Gagarin-Postcard.jpg

Gagarin

During my time as an intern at Printed Matter in New York, I designed exhibition graphics and ephemera for GAGARIN: A Journal of Artists’ Writings, an exhibition exploring the artists’ periodical published and edited by Wilfried Huet. The installation draws from and excerpts artist contributions to the magazine alongside related archival documents, a selection of artworks, and GAGARIN-produced editions.

 

GAGARIN: A Journal of Artists’ Writings

During my time as an intern at Printed Matter in New York, I designed exhibition graphics and ephemera for GAGARIN: A Journal of Artists’ Writings, an exhibition exploring the artists’ periodical published and edited by Wilfried Huet. The installation draws from and excerpts artist contributions to the magazine alongside related archival documents, a selection of artworks, and GAGARIN-produced editions.

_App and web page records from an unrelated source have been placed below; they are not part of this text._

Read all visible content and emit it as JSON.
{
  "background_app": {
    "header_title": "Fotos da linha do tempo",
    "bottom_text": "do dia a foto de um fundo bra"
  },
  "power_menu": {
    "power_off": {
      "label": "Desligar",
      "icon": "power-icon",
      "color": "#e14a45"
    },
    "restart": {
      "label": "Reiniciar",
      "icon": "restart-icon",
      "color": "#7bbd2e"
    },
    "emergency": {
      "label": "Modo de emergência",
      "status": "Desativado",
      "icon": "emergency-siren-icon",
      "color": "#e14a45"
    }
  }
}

GAGARIN (2000-2016) was envisioned as a place for “The artists in their own words”, providing contributors with a singular platform to share new and unpublished writing projects that fell outside of the typical boundaries of an art magazine. Borrowing its guiding ethos from a John Baldessari interview — “Talking about art simply is not art. Talk can be art, but then it is not talking about art” — Gagarin was guarded against over-verbalization around artmaking, and set out to open up a space where talk and language could itself be an artistic act. Free of advertisements, criticism, and introductory preambles, each issue was comprised of text works by artists (with the occasional text-driven visuals), including a mix of conceptual poetry, discursive works, as well as longer form writings with a non-specialist bent. 

Featuring the work of both lesser known and highly visible artists — “famous” artists were always paid less than the emerging — GAGARIN ultimately published 33 issues, including the work of some 280 artists. The publication was decidedly international, representing 64 countries and works in more than 47 languages, always accompanied by an English translation. Contributions ranged from a one word text piece by Annette Messager (“Rumeur”) to Newspaper Interventions from Carlos Amorales, a work in which the artist clandestinely inserted fictitious articles on the activities of Chilean poets into a Mexican weekly.